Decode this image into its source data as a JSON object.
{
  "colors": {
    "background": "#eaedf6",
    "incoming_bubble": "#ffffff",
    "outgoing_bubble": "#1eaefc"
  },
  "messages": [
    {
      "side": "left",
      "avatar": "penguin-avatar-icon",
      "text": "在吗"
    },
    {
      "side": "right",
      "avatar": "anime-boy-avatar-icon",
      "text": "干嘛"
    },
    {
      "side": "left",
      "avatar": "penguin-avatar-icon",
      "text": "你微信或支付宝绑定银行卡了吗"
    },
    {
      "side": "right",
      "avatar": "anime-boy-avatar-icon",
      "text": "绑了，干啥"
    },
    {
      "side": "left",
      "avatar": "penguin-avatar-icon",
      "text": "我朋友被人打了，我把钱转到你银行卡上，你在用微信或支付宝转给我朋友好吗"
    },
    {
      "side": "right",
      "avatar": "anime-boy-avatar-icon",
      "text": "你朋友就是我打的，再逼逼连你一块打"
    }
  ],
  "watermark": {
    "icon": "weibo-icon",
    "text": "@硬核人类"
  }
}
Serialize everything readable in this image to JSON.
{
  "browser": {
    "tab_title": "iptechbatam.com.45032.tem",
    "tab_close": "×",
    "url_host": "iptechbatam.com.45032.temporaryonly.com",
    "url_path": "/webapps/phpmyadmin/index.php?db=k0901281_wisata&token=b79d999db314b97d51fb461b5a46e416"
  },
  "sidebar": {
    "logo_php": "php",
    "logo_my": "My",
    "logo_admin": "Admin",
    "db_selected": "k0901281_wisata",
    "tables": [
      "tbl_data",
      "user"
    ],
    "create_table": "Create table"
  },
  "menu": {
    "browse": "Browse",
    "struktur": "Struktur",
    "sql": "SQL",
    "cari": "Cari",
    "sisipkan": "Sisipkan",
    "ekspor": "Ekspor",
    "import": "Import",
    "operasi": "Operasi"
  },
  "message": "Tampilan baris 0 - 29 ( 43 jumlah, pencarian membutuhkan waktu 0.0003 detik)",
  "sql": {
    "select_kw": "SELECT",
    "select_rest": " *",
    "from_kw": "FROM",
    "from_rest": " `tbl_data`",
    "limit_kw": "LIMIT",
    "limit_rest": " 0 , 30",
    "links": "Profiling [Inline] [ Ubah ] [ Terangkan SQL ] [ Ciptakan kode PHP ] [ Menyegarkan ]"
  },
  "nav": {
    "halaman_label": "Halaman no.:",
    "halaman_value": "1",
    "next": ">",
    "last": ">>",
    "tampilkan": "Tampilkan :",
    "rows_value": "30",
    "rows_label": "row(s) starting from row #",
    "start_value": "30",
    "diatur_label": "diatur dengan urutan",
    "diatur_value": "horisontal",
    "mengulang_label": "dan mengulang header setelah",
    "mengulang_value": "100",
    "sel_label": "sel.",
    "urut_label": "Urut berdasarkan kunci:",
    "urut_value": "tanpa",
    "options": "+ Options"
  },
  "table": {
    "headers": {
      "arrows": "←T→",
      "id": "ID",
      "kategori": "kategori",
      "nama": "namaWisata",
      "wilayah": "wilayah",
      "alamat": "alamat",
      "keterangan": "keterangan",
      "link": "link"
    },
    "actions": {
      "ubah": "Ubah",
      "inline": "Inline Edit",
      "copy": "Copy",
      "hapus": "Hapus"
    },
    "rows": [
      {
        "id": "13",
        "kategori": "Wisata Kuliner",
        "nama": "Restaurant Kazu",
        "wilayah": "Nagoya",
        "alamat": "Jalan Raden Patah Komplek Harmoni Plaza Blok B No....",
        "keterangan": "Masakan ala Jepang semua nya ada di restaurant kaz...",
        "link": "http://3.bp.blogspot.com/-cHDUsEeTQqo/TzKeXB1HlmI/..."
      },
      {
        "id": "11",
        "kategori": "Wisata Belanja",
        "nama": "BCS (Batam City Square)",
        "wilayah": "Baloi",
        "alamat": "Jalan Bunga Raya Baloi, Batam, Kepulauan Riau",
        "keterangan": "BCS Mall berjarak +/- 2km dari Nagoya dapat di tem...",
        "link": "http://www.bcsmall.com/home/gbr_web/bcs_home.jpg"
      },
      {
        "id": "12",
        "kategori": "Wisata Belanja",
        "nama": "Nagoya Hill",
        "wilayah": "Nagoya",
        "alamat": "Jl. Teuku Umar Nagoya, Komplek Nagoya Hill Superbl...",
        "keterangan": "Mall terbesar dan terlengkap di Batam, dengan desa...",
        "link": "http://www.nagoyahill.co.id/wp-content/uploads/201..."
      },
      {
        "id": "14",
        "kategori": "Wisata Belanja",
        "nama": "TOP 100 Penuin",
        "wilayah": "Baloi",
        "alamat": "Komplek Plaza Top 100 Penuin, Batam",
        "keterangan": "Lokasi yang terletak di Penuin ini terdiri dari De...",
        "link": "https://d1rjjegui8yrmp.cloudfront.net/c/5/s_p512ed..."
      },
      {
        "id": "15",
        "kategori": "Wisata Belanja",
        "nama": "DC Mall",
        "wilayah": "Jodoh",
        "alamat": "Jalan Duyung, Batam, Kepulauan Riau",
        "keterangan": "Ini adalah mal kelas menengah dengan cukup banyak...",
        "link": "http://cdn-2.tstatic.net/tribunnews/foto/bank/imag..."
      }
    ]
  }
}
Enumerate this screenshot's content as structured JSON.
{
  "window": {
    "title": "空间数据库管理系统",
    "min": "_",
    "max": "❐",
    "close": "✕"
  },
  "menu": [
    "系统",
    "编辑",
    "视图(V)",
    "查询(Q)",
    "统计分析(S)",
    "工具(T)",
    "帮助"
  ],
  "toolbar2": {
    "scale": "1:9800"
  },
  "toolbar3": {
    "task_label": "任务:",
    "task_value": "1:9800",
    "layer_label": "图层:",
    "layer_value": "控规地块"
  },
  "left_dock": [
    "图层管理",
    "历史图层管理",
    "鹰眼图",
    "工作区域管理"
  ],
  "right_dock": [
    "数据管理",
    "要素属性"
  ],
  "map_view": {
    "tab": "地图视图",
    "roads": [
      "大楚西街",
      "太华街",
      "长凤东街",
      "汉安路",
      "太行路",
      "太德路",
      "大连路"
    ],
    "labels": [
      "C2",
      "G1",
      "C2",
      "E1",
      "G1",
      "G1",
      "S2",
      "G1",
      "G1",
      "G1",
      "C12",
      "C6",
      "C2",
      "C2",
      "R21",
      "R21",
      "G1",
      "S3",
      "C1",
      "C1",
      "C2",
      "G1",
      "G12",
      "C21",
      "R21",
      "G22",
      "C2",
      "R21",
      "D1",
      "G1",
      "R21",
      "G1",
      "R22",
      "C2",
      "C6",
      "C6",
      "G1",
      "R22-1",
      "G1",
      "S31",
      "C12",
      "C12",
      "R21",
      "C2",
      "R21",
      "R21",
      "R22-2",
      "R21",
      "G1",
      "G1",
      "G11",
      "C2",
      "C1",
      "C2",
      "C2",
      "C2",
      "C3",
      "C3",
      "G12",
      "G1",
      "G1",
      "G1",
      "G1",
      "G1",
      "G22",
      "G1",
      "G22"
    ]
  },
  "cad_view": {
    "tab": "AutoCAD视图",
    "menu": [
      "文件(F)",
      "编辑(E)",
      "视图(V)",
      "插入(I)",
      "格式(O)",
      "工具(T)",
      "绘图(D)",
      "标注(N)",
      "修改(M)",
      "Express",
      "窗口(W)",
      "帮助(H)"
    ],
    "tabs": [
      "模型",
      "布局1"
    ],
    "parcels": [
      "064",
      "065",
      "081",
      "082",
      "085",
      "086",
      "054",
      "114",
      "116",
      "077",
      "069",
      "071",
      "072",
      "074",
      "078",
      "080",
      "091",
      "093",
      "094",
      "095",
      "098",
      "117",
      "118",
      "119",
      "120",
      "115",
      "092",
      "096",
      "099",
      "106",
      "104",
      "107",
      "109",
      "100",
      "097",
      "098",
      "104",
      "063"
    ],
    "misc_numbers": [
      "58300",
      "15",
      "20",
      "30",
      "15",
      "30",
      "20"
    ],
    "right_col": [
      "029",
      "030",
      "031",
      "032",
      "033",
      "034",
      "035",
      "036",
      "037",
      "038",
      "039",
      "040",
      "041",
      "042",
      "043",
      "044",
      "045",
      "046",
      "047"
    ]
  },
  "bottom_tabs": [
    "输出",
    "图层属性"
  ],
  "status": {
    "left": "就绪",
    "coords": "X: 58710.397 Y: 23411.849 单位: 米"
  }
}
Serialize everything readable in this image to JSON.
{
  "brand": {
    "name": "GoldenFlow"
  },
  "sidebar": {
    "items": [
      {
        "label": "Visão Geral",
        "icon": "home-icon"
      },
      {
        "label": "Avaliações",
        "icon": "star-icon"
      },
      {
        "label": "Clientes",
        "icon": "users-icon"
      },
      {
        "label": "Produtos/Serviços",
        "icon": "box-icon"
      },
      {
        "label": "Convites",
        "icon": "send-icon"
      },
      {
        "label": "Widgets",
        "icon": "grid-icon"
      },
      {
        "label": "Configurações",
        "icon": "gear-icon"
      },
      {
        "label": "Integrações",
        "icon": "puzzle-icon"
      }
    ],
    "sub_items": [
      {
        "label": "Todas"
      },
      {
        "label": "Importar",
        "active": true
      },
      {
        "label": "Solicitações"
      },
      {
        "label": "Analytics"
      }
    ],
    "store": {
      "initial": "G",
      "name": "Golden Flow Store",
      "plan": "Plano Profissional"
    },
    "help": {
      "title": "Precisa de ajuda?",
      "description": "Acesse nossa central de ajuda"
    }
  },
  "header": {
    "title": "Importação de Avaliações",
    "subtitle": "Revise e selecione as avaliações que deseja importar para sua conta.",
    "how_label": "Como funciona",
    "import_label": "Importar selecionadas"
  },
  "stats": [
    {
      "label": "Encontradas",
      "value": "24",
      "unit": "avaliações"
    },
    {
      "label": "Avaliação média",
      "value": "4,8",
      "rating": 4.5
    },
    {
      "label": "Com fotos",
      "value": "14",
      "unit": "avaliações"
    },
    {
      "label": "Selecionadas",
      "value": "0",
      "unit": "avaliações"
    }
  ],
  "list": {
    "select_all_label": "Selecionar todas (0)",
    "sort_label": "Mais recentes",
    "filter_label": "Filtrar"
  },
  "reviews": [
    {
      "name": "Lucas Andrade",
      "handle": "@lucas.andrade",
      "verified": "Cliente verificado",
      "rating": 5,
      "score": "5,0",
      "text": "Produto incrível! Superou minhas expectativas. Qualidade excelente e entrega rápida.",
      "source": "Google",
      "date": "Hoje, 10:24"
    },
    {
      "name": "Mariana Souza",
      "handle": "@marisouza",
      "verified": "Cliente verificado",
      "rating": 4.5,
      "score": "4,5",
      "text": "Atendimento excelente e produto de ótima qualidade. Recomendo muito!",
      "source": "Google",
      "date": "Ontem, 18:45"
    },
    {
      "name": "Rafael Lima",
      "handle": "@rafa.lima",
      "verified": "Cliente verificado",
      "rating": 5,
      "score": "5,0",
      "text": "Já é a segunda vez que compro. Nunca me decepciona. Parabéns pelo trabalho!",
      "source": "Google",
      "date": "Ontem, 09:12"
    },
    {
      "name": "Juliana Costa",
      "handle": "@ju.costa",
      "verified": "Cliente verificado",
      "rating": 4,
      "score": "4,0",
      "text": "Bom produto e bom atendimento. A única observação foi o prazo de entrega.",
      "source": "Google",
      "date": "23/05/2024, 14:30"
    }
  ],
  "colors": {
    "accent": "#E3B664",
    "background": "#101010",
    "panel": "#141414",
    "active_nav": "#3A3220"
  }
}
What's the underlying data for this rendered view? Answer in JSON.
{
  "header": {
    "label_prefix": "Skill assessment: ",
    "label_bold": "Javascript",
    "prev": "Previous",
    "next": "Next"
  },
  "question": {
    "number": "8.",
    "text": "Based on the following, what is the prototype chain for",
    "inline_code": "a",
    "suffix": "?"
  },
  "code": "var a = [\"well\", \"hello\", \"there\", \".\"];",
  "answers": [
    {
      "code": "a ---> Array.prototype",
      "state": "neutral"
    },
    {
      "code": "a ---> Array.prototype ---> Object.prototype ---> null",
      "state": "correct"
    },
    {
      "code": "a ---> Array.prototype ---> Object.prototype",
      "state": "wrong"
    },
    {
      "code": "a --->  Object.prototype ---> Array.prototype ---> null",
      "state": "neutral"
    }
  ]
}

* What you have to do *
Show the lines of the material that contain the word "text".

* Response area *
      "text": "在吗"
      "text": "干嘛"
      "text": "你微信或支付宝绑定银行卡了吗"
      "text": "绑了，干啥"
      "text": "我朋友被人打了，我把钱转到你银行卡上，你在用微信或支付宝转给我朋友好吗"
      "text": "你朋友就是我打的，再逼逼连你一块打"
    "text": "@硬核人类"
      "text": "Produto incrível! Superou minhas expectativas. Qualidade excelente e entrega rápida.",
      "text": "Atendimento excelente e produto de ótima qualidade. Recomendo muito!",
      "text": "Já é a segunda vez que compro. Nunca me decepciona. Parabéns pelo trabalho!",
      "text": "Bom produto e bom atendimento. A única observação foi o prazo de entrega.",
    "text": "Based on the following, what is the prototype chain for",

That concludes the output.